Web page and app entries:
┌──
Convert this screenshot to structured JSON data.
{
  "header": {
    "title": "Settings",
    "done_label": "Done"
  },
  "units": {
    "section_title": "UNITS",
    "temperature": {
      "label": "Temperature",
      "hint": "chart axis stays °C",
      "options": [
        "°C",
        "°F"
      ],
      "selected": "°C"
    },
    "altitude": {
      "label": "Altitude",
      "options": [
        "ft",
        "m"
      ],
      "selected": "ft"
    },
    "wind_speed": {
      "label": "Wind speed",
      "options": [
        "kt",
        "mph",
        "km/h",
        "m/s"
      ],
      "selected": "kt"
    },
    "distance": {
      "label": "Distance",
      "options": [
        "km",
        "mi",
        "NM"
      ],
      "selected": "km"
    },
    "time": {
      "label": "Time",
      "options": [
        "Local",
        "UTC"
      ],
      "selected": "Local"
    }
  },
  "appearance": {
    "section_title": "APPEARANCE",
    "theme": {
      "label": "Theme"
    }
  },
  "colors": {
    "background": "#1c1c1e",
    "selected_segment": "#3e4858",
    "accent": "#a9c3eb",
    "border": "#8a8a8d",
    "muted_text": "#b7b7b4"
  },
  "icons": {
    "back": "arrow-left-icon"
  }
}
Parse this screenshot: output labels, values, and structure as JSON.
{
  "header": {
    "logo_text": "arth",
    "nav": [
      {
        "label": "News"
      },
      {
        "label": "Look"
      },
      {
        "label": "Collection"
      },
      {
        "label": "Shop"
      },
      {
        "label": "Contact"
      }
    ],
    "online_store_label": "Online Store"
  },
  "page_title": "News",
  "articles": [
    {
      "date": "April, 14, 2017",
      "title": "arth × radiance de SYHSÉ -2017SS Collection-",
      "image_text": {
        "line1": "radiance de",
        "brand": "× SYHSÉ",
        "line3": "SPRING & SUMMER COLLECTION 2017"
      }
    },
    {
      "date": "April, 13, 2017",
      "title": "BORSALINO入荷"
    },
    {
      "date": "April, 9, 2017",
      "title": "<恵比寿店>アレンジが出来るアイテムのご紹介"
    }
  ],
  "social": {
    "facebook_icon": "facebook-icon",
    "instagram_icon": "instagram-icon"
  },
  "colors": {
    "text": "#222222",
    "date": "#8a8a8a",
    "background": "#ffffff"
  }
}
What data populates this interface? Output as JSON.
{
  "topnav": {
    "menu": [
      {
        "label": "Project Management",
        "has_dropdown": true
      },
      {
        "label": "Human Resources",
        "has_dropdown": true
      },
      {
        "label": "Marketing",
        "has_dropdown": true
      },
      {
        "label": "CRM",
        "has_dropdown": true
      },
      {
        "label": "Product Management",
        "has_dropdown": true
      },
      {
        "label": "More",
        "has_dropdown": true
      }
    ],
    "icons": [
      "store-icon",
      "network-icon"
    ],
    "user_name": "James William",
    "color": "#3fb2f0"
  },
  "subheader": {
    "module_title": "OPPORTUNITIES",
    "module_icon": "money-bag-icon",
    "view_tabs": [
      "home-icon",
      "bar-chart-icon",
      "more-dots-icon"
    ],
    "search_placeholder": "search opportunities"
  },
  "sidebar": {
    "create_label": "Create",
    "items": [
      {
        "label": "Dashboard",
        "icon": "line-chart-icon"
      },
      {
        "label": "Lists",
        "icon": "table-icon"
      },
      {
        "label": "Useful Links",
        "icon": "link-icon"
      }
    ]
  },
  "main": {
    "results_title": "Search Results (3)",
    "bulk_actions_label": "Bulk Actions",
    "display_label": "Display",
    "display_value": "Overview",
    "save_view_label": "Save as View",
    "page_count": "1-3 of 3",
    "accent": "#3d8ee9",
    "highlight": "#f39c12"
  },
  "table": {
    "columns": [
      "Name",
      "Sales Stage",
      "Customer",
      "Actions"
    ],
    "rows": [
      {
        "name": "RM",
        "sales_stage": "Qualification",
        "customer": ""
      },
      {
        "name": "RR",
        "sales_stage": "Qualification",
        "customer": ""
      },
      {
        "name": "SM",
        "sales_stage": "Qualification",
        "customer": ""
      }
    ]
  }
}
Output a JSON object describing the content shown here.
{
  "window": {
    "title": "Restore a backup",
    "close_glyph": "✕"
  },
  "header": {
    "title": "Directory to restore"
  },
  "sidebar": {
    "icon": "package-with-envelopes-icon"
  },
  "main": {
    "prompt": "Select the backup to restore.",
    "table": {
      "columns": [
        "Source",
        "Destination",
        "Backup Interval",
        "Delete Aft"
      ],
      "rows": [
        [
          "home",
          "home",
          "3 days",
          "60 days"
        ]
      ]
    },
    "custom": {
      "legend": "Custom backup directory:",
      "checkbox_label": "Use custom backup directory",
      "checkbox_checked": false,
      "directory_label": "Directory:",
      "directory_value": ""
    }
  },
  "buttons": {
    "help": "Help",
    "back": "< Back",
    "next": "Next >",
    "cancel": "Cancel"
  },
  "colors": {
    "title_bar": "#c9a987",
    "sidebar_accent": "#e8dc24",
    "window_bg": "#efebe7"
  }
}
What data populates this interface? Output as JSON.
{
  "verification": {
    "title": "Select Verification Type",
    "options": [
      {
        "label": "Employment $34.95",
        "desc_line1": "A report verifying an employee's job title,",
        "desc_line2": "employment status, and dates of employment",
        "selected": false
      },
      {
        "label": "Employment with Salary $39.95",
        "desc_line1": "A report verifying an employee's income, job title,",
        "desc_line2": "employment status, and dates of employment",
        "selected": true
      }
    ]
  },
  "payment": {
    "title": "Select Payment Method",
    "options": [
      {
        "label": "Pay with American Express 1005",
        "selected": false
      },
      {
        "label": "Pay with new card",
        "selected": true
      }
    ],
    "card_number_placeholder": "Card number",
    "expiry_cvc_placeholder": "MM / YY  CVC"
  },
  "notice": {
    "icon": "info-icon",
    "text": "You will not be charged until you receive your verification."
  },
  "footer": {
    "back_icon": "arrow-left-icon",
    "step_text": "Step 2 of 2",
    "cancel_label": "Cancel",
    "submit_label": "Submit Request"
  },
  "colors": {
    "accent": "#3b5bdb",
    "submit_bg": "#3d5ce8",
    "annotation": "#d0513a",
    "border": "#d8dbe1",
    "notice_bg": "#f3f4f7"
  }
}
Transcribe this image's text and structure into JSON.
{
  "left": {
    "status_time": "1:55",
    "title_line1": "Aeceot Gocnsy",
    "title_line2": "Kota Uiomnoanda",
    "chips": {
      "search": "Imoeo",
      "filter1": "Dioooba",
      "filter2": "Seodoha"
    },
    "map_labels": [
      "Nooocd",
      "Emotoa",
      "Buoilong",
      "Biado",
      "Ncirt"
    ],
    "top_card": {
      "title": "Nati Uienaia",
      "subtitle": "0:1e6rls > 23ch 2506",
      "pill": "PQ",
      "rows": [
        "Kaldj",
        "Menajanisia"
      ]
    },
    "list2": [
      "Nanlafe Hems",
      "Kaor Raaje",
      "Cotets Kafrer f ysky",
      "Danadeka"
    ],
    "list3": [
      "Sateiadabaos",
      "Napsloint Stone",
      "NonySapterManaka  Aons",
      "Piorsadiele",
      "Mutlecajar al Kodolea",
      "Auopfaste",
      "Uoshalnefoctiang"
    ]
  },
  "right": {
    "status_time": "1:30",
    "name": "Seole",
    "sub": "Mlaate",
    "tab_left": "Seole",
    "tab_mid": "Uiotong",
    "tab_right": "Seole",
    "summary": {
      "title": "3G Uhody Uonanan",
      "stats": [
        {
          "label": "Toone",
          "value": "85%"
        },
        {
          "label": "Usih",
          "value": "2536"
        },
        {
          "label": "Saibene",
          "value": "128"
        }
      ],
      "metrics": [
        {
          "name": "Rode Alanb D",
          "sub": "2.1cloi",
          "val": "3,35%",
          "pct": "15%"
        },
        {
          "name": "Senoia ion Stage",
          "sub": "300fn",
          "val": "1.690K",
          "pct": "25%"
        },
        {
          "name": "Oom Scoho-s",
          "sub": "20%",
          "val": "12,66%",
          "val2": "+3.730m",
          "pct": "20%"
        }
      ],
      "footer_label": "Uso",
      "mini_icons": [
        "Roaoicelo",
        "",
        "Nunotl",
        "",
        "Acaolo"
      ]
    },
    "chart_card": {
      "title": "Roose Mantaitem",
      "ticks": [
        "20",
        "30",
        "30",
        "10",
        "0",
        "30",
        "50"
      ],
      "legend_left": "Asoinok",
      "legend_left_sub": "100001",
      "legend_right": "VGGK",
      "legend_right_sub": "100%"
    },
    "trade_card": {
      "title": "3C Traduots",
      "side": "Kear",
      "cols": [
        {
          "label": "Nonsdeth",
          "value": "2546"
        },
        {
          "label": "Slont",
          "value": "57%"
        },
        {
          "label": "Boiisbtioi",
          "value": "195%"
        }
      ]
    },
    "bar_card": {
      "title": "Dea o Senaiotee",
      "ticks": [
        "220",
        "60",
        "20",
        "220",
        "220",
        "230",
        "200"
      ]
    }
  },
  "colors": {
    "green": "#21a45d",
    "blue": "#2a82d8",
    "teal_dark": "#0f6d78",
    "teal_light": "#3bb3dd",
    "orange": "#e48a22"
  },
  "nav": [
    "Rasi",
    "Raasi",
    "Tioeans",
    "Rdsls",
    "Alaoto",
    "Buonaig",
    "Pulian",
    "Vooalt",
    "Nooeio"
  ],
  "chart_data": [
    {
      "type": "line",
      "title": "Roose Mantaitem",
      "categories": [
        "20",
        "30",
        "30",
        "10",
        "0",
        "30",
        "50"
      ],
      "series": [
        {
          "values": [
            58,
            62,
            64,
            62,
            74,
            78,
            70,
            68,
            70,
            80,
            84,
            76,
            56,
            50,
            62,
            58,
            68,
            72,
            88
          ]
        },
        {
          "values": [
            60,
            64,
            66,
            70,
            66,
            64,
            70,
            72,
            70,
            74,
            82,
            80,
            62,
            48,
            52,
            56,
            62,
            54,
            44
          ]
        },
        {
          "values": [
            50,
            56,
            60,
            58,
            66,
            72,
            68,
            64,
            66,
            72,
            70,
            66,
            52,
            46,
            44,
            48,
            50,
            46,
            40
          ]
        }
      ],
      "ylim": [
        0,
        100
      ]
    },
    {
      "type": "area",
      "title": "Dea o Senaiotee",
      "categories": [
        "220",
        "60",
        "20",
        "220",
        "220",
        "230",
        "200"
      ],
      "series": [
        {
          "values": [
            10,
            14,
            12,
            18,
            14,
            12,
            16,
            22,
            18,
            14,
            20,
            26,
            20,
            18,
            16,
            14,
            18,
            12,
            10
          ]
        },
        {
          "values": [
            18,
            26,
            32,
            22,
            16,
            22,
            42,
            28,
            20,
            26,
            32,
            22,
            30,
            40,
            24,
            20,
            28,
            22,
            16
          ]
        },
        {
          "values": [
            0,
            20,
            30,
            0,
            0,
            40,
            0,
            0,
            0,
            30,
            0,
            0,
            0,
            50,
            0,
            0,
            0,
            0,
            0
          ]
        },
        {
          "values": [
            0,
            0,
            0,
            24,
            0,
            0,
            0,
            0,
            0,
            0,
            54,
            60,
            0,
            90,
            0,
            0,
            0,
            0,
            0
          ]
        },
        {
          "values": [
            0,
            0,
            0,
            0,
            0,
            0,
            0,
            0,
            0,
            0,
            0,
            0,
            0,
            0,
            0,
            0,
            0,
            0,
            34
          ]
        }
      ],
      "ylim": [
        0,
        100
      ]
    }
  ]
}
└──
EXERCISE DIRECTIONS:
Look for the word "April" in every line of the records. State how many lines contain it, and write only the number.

PROBLEM SOLUTION:
3